Recently, zookeepers' role in monitoring and assessing zoo animal welfare is gaining importance. One hundred-sixteen zoo canid keepers responded to an online questionnaire aimed at assessing, on a 1 to 5 scoring scale, their perception of the importance and fulfilment of the Brambell's Freedoms for zoo canids, the bond with canids under their care, and their level of job satisfaction. Results showed that zookeepers perceive the Brambell's Freedoms as highly important (median = 5, min-max = 3-5), but not equally guaranteed (median = 3, min-max = 1-5, p < 0.01). Although there was no difference in their perception of the importance of each freedom, those related to psychological issues (median = 3, min-max = 1-5) were perceived as significantly less guaranteed than those addressing physical needs (median = 4.5, min-max = 1-5, Mann-Whitney U test, p < 0.01). Female zookeepers tended to perceive all freedoms as more important (Ordinal Logistic Regression model, p = 0.009), as well as more guaranteed (Ordinal Logistic Regression model, p = 0.007), than male zookeepers. Regardless of gender, a more positive perception of the Brambell's Freedoms for zoo canids was associated with higher job satisfaction (Mann-Whitney U test, p < 0.01, ρ = 0.241). The latter was also positively correlated with zookeepers' perception of the strength of the bond with the canids under their care (Spearman Rho's correlation, p = 0.01, ρ = 0.230). Our results highlight the need for zoos to focus on guaranteeing psychological welfare of their canids. Enhancing animal welfare may increase zookeepers' job satisfaction.
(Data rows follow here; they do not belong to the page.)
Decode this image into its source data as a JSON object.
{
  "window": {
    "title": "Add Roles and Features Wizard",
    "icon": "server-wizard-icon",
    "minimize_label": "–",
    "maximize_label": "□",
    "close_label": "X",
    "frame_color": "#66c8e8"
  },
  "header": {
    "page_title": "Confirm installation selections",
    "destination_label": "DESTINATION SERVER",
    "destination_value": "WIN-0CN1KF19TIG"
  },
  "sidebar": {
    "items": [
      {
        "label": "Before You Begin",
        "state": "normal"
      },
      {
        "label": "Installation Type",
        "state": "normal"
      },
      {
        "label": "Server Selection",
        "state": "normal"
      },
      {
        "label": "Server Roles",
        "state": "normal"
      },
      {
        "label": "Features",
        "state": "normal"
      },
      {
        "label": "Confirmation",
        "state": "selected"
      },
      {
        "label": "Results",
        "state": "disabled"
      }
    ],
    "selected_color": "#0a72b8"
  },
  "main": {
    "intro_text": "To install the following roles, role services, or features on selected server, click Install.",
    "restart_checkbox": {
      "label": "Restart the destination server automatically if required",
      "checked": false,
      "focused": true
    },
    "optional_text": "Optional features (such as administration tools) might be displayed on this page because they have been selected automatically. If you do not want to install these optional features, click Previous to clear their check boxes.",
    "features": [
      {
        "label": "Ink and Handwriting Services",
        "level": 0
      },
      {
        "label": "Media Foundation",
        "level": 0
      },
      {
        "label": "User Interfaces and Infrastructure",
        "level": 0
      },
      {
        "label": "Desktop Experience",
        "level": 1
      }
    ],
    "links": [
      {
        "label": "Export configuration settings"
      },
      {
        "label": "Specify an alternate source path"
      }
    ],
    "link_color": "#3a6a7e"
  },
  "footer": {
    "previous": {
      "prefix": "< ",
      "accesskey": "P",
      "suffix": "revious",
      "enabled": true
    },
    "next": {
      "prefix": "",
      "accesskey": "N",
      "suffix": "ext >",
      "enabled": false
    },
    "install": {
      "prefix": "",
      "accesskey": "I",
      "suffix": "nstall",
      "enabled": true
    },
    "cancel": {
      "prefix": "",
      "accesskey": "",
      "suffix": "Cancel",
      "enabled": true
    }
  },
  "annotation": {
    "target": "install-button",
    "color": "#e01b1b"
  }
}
Keywords: animal welfare; bond; canids; five freedoms; gender; job satisfaction; zookeepers.